The second article in a new series where we take an in-depth look at common workplace problems.
Unfortunately, we don’t live in a world where every manager is good one. However, we do live in a world where you can choose to respond professionally and make the best of the situation.
How to tell if your boss is difficult:
We could go on…
Before you go running for the hills to find yourself a new job, try dealing with the situation head-on, by following these tips:
You may be asking yourself ‘how did this person become a manager?’. Just remember that sometimes the best employees don’t have good management skills. They may have worked their way up by being good at their jobs, but just can’t handle leadership. In that case, the best way to deal with the situation is to be forgiving and try to support them instead of finding ways to attack or undermine them.
Consider that they may be dealing with demands and pressures from higher up in the company.
When they ask you to do something that you can show you’ve already done, they may start to trust you more to get the job done without them telling you every step of the way.
What motivates your boss? What do they care about? What parts of their work do they love and hate? Use actions and words to highlight to your boss that what you’re doing is in line with their values. Use language that appeals to them, know their preferences and adapt to them.
If your boss is incompetent, they will already be doing a good job of making themselves look bad – chances are, you’re not the only one who has noticed. Instead, focus on doing your own job well and work around the weaknesses in their management – whether it is organisation, team building, or thinking long-term instead of only reacting to immediate projects. This will make you indispensable to your boss and hopefully give you long-term rewards.
If your boss takes lots of time off, doesn’t do much work, or has a lack of motivation, for instance, make sure that you stay focussed and don’t start to copy their behaviours. Equally, if your boss is confrontational or angry, don’t respond in kind. Think about your own reputation further down the line in your career – this person won’t always be your boss.

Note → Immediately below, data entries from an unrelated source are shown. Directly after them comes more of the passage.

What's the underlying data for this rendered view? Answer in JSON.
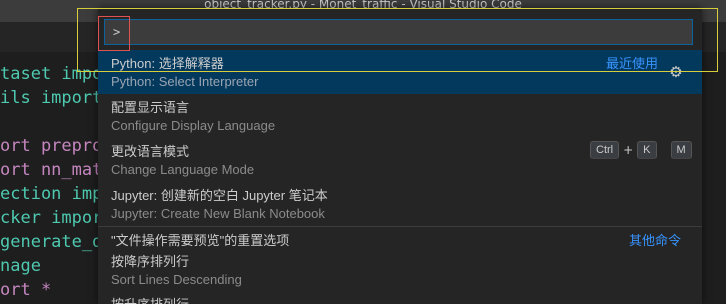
{
  "window": {
    "title": "object_tracker.py - Monet_traffic - Visual Studio Code"
  },
  "editor": {
    "lines": [
      "taset impo",
      "ils import",
      "",
      "ort prepro",
      "ort nn_mat",
      "ection imp",
      "cker impor",
      "generate_d",
      "nage",
      "ort *"
    ]
  },
  "palette": {
    "input_value": ">",
    "items": [
      {
        "label": "Python: 选择解释器",
        "detail": "Python: Select Interpreter",
        "tag": "最近使用"
      },
      {
        "label": "配置显示语言",
        "detail": "Configure Display Language"
      },
      {
        "label": "更改语言模式",
        "detail": "Change Language Mode"
      },
      {
        "label": "Jupyter: 创建新的空白 Jupyter 笔记本",
        "detail": "Jupyter: Create New Blank Notebook"
      },
      {
        "label": "\"文件操作需要预览\"的重置选项",
        "tag": "其他命令"
      },
      {
        "label": "按降序排列行",
        "detail": "Sort Lines Descending"
      },
      {
        "label": "按升序排列行"
      }
    ],
    "keybinding": {
      "key1": "Ctrl",
      "plus": "+",
      "key2": "K",
      "key3": "M"
    },
    "gear_icon": "gear-icon"
  }
}
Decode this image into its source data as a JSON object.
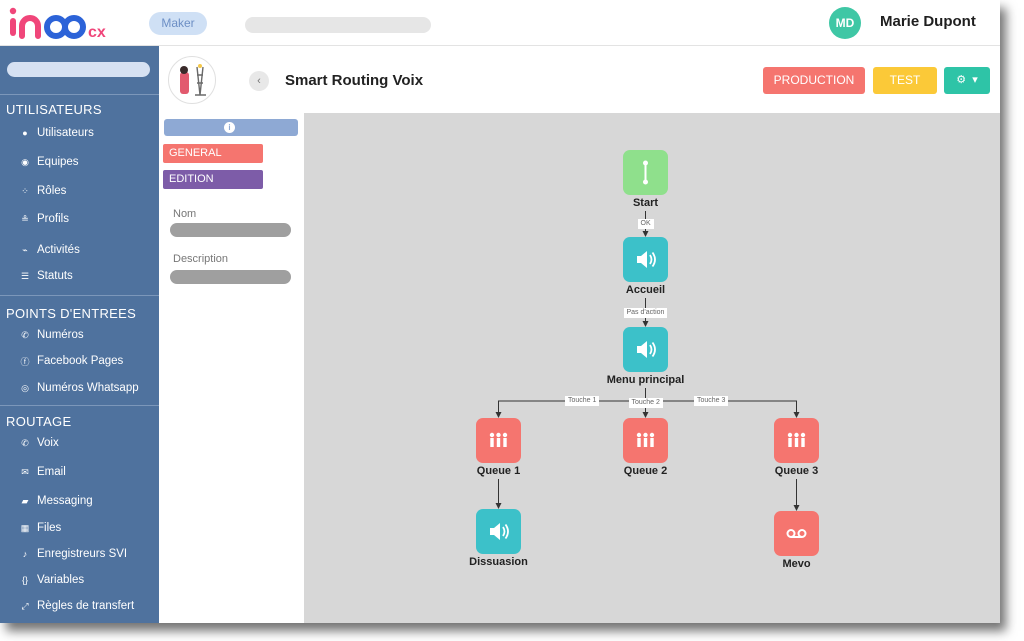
{
  "header": {
    "logo_text": "ino",
    "logo_suffix": "cx",
    "maker_label": "Maker",
    "avatar_initials": "MD",
    "user_name": "Marie Dupont"
  },
  "sidebar": {
    "sections": [
      {
        "title": "UTILISATEURS",
        "items": [
          {
            "label": "Utilisateurs",
            "icon": "user-icon"
          },
          {
            "label": "Equipes",
            "icon": "team-icon"
          },
          {
            "label": "Rôles",
            "icon": "roles-icon"
          },
          {
            "label": "Profils",
            "icon": "profiles-icon"
          },
          {
            "label": "Activités",
            "icon": "activity-icon"
          },
          {
            "label": "Statuts",
            "icon": "list-icon"
          }
        ]
      },
      {
        "title": "POINTS D'ENTREES",
        "items": [
          {
            "label": "Numéros",
            "icon": "phone-icon"
          },
          {
            "label": "Facebook Pages",
            "icon": "facebook-icon"
          },
          {
            "label": "Numéros Whatsapp",
            "icon": "whatsapp-icon"
          }
        ]
      },
      {
        "title": "ROUTAGE",
        "items": [
          {
            "label": "Voix",
            "icon": "phone-icon"
          },
          {
            "label": "Email",
            "icon": "email-icon"
          },
          {
            "label": "Messaging",
            "icon": "chat-icon"
          },
          {
            "label": "Files",
            "icon": "queue-icon"
          },
          {
            "label": "Enregistreurs SVI",
            "icon": "microphone-icon"
          },
          {
            "label": "Variables",
            "icon": "braces-icon"
          },
          {
            "label": "Règles de transfert",
            "icon": "transfer-icon"
          }
        ]
      }
    ]
  },
  "flow": {
    "title": "Smart Routing Voix",
    "buttons": {
      "production": "PRODUCTION",
      "test": "TEST"
    },
    "tabs": {
      "general": "GENERAL",
      "edition": "EDITION"
    },
    "fields": {
      "name_label": "Nom",
      "description_label": "Description"
    }
  },
  "diagram": {
    "nodes": [
      {
        "id": "start",
        "label": "Start",
        "icon": "start-icon",
        "color": "#8fe08c"
      },
      {
        "id": "accueil",
        "label": "Accueil",
        "icon": "speaker-icon",
        "color": "#3cc1c9"
      },
      {
        "id": "menu",
        "label": "Menu principal",
        "icon": "speaker-icon",
        "color": "#3cc1c9"
      },
      {
        "id": "q1",
        "label": "Queue 1",
        "icon": "queue-icon",
        "color": "#f5756f"
      },
      {
        "id": "q2",
        "label": "Queue 2",
        "icon": "queue-icon",
        "color": "#f5756f"
      },
      {
        "id": "q3",
        "label": "Queue 3",
        "icon": "queue-icon",
        "color": "#f5756f"
      },
      {
        "id": "dissuasion",
        "label": "Dissuasion",
        "icon": "speaker-icon",
        "color": "#3cc1c9"
      },
      {
        "id": "mevo",
        "label": "Mevo",
        "icon": "voicemail-icon",
        "color": "#f5756f"
      }
    ],
    "edges": [
      {
        "from": "start",
        "to": "accueil",
        "label": "OK"
      },
      {
        "from": "accueil",
        "to": "menu",
        "label": "Pas d'action"
      },
      {
        "from": "menu",
        "to": "q1",
        "label": "Touche 1"
      },
      {
        "from": "menu",
        "to": "q2",
        "label": "Touche 2"
      },
      {
        "from": "menu",
        "to": "q3",
        "label": "Touche 3"
      },
      {
        "from": "q1",
        "to": "dissuasion",
        "label": ""
      },
      {
        "from": "q3",
        "to": "mevo",
        "label": ""
      }
    ]
  },
  "colors": {
    "sidebar": "#4f729e",
    "production": "#f5756f",
    "test": "#fbc938",
    "settings": "#2ec4a7",
    "general_tab": "#f5756f",
    "edition_tab": "#7d5ca8",
    "canvas": "#d7d7d7"
  }
}
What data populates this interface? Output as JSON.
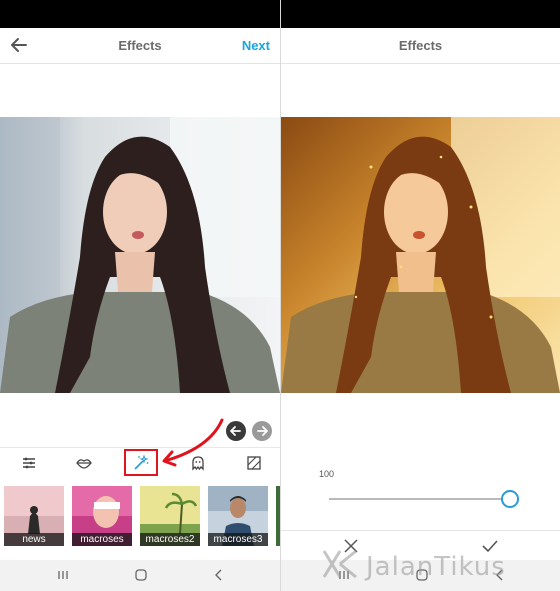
{
  "left_screen": {
    "appbar": {
      "title": "Effects",
      "next_label": "Next"
    },
    "toolbar": {
      "tools": [
        "adjust-icon",
        "lips-icon",
        "magic-wand-icon",
        "ghost-icon",
        "grid-icon"
      ],
      "selected": "magic-wand-icon"
    },
    "filters": [
      {
        "label": "news",
        "colors": [
          "#c9a8a8",
          "#f2c5c5"
        ]
      },
      {
        "label": "macroses",
        "colors": [
          "#d2478b",
          "#f5a8c8"
        ]
      },
      {
        "label": "macroses2",
        "colors": [
          "#8ab24a",
          "#e6e28a"
        ]
      },
      {
        "label": "macroses3",
        "colors": [
          "#5d7fa3",
          "#c8d6e2"
        ]
      }
    ]
  },
  "right_screen": {
    "appbar": {
      "title": "Effects"
    },
    "slider": {
      "value_label": "100",
      "value": 100
    }
  },
  "watermark": {
    "text": "JalanTikus"
  },
  "colors": {
    "accent": "#18a6e0",
    "highlight": "#e0141d"
  }
}
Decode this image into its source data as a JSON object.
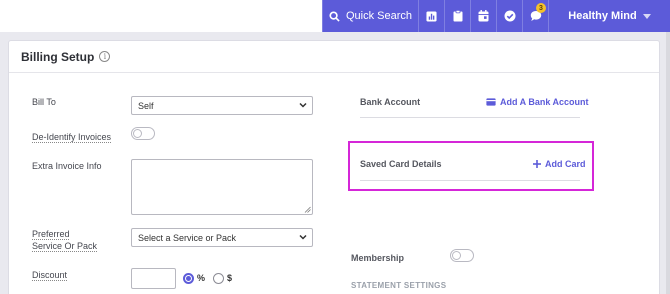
{
  "topbar": {
    "quick_search_label": "Quick Search",
    "user_name": "Healthy Mind",
    "notification_count": "3"
  },
  "colors": {
    "nav_bg": "#5c5bd9",
    "accent": "#5c5bd9",
    "highlight": "#d526d8"
  },
  "icons": [
    "search-icon",
    "report-icon",
    "clipboard-icon",
    "calendar-icon",
    "check-circle-icon",
    "chat-icon",
    "chevron-down-icon",
    "info-icon",
    "bank-card-icon",
    "plus-icon"
  ],
  "billing": {
    "title": "Billing Setup",
    "bill_to_label": "Bill To",
    "bill_to_value": "Self",
    "deidentify_label": "De-Identify Invoices",
    "extra_info_label": "Extra Invoice Info",
    "preferred_label_line1": "Preferred",
    "preferred_label_line2": "Service Or Pack",
    "preferred_placeholder": "Select a Service or Pack",
    "discount_label": "Discount",
    "discount_value": "",
    "percent_label": "%",
    "dollar_label": "$",
    "discount_type_selected": "%"
  },
  "right": {
    "bank_account_label": "Bank Account",
    "add_bank_account": "Add A Bank Account",
    "saved_card_label": "Saved Card Details",
    "add_card": "Add Card",
    "membership_label": "Membership",
    "statement_settings": "STATEMENT SETTINGS"
  }
}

This can lead to a toxic work environment. Don’t be afraid to address your concerns, but do it in a respectful way. Make a list of the issues, how they can be solved practically, and show you want to work together going forward to reach the company’s goals.

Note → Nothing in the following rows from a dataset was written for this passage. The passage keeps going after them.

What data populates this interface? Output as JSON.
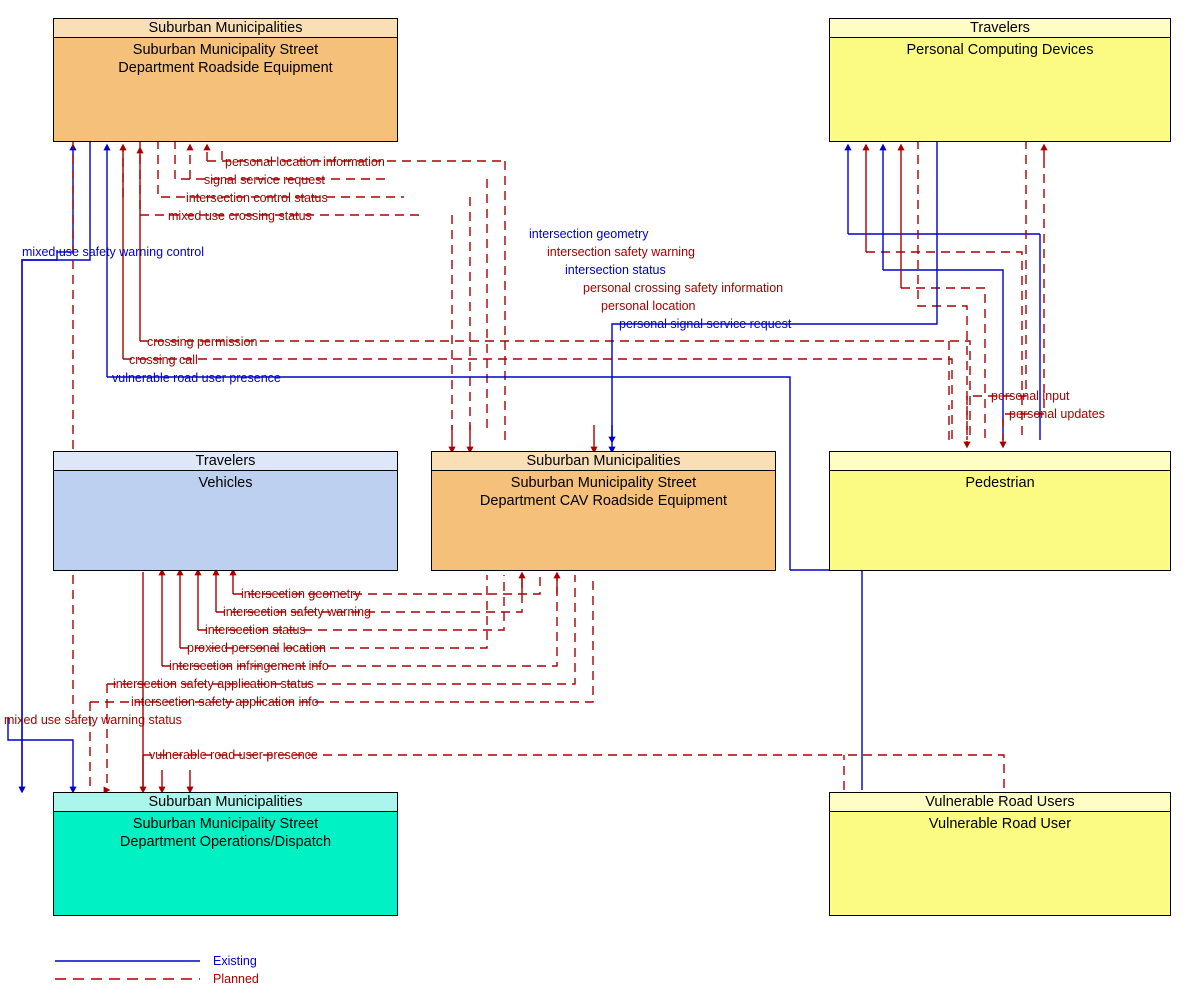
{
  "diagram": {
    "title": "Suburban Municipality Street Department Roadside Equipment Flow Diagram",
    "colors": {
      "existing": "#0000cc",
      "planned": "#aa0000",
      "node_orange": "#f5c07a",
      "node_yellow": "#fbfb84",
      "node_blue": "#bdd0ef",
      "node_green": "#00f2c4"
    }
  },
  "nodes": [
    {
      "id": "rse",
      "header": "Suburban Municipalities",
      "line1": "Suburban Municipality Street",
      "line2": "Department Roadside Equipment"
    },
    {
      "id": "pcd",
      "header": "Travelers",
      "line1": "Personal Computing Devices",
      "line2": ""
    },
    {
      "id": "vehicles",
      "header": "Travelers",
      "line1": "Vehicles",
      "line2": ""
    },
    {
      "id": "cav",
      "header": "Suburban Municipalities",
      "line1": "Suburban Municipality Street",
      "line2": "Department CAV Roadside Equipment"
    },
    {
      "id": "pedestrian",
      "header": "",
      "line1": "Pedestrian",
      "line2": ""
    },
    {
      "id": "dispatch",
      "header": "Suburban Municipalities",
      "line1": "Suburban Municipality Street",
      "line2": "Department Operations/Dispatch"
    },
    {
      "id": "vru",
      "header": "Vulnerable Road Users",
      "line1": "Vulnerable Road User",
      "line2": ""
    }
  ],
  "flows": [
    {
      "id": "f01",
      "label": "personal location information",
      "status": "planned"
    },
    {
      "id": "f02",
      "label": "signal service request",
      "status": "planned"
    },
    {
      "id": "f03",
      "label": "intersection control status",
      "status": "planned"
    },
    {
      "id": "f04",
      "label": "mixed use crossing status",
      "status": "planned"
    },
    {
      "id": "f05",
      "label": "mixed use safety warning control",
      "status": "existing"
    },
    {
      "id": "f06",
      "label": "intersection geometry",
      "status": "existing"
    },
    {
      "id": "f07",
      "label": "intersection safety warning",
      "status": "planned"
    },
    {
      "id": "f08",
      "label": "intersection status",
      "status": "existing"
    },
    {
      "id": "f09",
      "label": "personal crossing safety information",
      "status": "planned"
    },
    {
      "id": "f10",
      "label": "personal location",
      "status": "planned"
    },
    {
      "id": "f11",
      "label": "personal signal service request",
      "status": "existing"
    },
    {
      "id": "f12",
      "label": "crossing permission",
      "status": "planned"
    },
    {
      "id": "f13",
      "label": "crossing call",
      "status": "planned"
    },
    {
      "id": "f14",
      "label": "vulnerable road user presence",
      "status": "existing"
    },
    {
      "id": "f15",
      "label": "personal input",
      "status": "planned"
    },
    {
      "id": "f16",
      "label": "personal updates",
      "status": "planned"
    },
    {
      "id": "f17",
      "label": "intersection geometry",
      "status": "planned"
    },
    {
      "id": "f18",
      "label": "intersection safety warning",
      "status": "planned"
    },
    {
      "id": "f19",
      "label": "intersection status",
      "status": "planned"
    },
    {
      "id": "f20",
      "label": "proxied personal location",
      "status": "planned"
    },
    {
      "id": "f21",
      "label": "intersection infringement info",
      "status": "planned"
    },
    {
      "id": "f22",
      "label": "intersection safety application status",
      "status": "planned"
    },
    {
      "id": "f23",
      "label": "intersection safety application info",
      "status": "planned"
    },
    {
      "id": "f24",
      "label": "mixed use safety warning status",
      "status": "planned"
    },
    {
      "id": "f25",
      "label": "vulnerable road user presence",
      "status": "planned"
    }
  ],
  "legend": {
    "existing_label": "Existing",
    "planned_label": "Planned"
  }
}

If you think you may be dealing with a bullying boss (or co-worker), there are some things you can do to try to resolve the situation: